▶ [What the task asks]
Go through the entries below and copy every line that holds the word "JSON".

Collected data
──────────────────────────────
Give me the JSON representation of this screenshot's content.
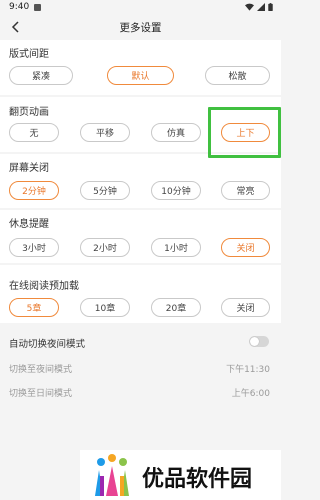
{
  "status_bar": {
    "time": "9:40",
    "icons": [
      "sim-icon",
      "wifi-icon",
      "signal-icon",
      "battery-icon"
    ]
  },
  "header": {
    "title": "更多设置",
    "back_icon": "chevron-left-icon"
  },
  "sections": {
    "layout_spacing": {
      "title": "版式间距",
      "options": [
        "紧凑",
        "默认",
        "松散"
      ],
      "selected": "默认"
    },
    "page_animation": {
      "title": "翻页动画",
      "options": [
        "无",
        "平移",
        "仿真",
        "上下"
      ],
      "selected": "上下"
    },
    "screen_off": {
      "title": "屏幕关闭",
      "options": [
        "2分钟",
        "5分钟",
        "10分钟",
        "常亮"
      ],
      "selected": "2分钟"
    },
    "rest_reminder": {
      "title": "休息提醒",
      "options": [
        "3小时",
        "2小时",
        "1小时",
        "关闭"
      ],
      "selected": "关闭"
    },
    "online_preload": {
      "title": "在线阅读预加载",
      "options": [
        "5章",
        "10章",
        "20章",
        "关闭"
      ],
      "selected": "5章"
    }
  },
  "night_mode": {
    "auto_switch_label": "自动切换夜间模式",
    "auto_switch_enabled": false,
    "to_night_label": "切换至夜间模式",
    "to_night_time": "下午11:30",
    "to_day_label": "切换至日间模式",
    "to_day_time": "上午6:00"
  },
  "colors": {
    "accent": "#f08a3c",
    "highlight": "#40c040",
    "background": "#f4f4f4"
  },
  "watermark": {
    "text": "优品软件园"
  }
}
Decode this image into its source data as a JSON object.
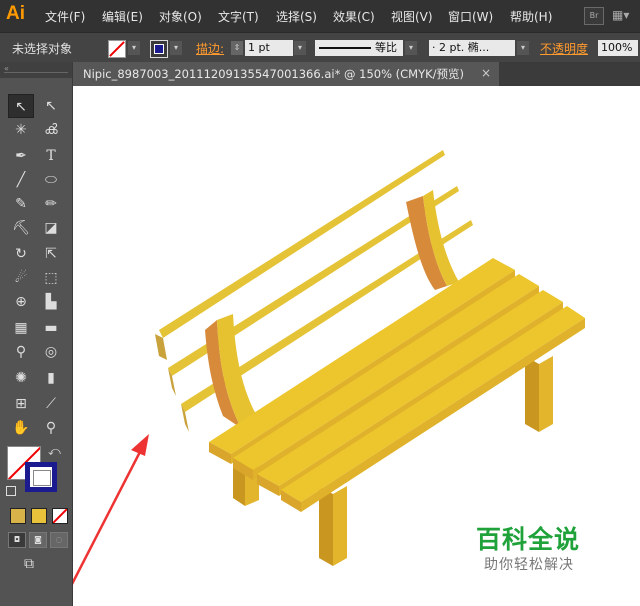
{
  "app": {
    "logo": "Ai"
  },
  "menu": {
    "items": [
      {
        "label": "文件(F)"
      },
      {
        "label": "编辑(E)"
      },
      {
        "label": "对象(O)"
      },
      {
        "label": "文字(T)"
      },
      {
        "label": "选择(S)"
      },
      {
        "label": "效果(C)"
      },
      {
        "label": "视图(V)"
      },
      {
        "label": "窗口(W)"
      },
      {
        "label": "帮助(H)"
      }
    ],
    "bridge_label": "Br"
  },
  "control_bar": {
    "selection_status": "未选择对象",
    "stroke_label": "描边:",
    "stroke_weight": "1 pt",
    "stroke_profile": "等比",
    "brush": "· 2 pt. 椭...",
    "opacity_label": "不透明度",
    "opacity_value": "100%"
  },
  "document": {
    "tab_title": "Nipic_8987003_20111209135547001366.ai* @ 150% (CMYK/预览)",
    "close_glyph": "×"
  },
  "toolbox": {
    "tools": [
      {
        "name": "selection-tool",
        "glyph": "▲"
      },
      {
        "name": "direct-selection-tool",
        "glyph": "△"
      },
      {
        "name": "magic-wand-tool",
        "glyph": "✦"
      },
      {
        "name": "lasso-tool",
        "glyph": "ʘ"
      },
      {
        "name": "pen-tool",
        "glyph": "✒"
      },
      {
        "name": "type-tool",
        "glyph": "T"
      },
      {
        "name": "line-tool",
        "glyph": "╱"
      },
      {
        "name": "ellipse-tool",
        "glyph": "◯"
      },
      {
        "name": "paintbrush-tool",
        "glyph": "✎"
      },
      {
        "name": "pencil-tool",
        "glyph": "✏"
      },
      {
        "name": "blob-brush-tool",
        "glyph": "◢"
      },
      {
        "name": "eraser-tool",
        "glyph": "◩"
      },
      {
        "name": "rotate-tool",
        "glyph": "↻"
      },
      {
        "name": "scale-tool",
        "glyph": "⇲"
      },
      {
        "name": "warp-tool",
        "glyph": "≈"
      },
      {
        "name": "free-transform-tool",
        "glyph": "⬚"
      },
      {
        "name": "shape-builder-tool",
        "glyph": "⊕"
      },
      {
        "name": "graph-tool",
        "glyph": "▥"
      },
      {
        "name": "mesh-tool",
        "glyph": "▦"
      },
      {
        "name": "gradient-tool",
        "glyph": "▭"
      },
      {
        "name": "eyedropper-tool",
        "glyph": "💧"
      },
      {
        "name": "blend-tool",
        "glyph": "◎"
      },
      {
        "name": "symbol-sprayer-tool",
        "glyph": "✺"
      },
      {
        "name": "column-graph-tool",
        "glyph": "▮"
      },
      {
        "name": "artboard-tool",
        "glyph": "⊞"
      },
      {
        "name": "slice-tool",
        "glyph": "⟋"
      },
      {
        "name": "hand-tool",
        "glyph": "✋"
      },
      {
        "name": "zoom-tool",
        "glyph": "🔍"
      }
    ],
    "colors": {
      "stroke": "#1b1b8f",
      "swatch_1": "#d8b34a",
      "swatch_2": "#e8c23a"
    }
  },
  "watermark": {
    "main": "百科全说",
    "sub": "助你轻松解决"
  },
  "colors": {
    "bench_top": "#e9c22b",
    "bench_side": "#d9a52a",
    "bench_dark": "#c9971f",
    "arrow": "#ee3333",
    "watermark_green": "#1fa23a"
  }
}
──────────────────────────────
▶ [Task result]
Give me the JSON representation of this screenshot's content.
Decode this image into its source data as a JSON object.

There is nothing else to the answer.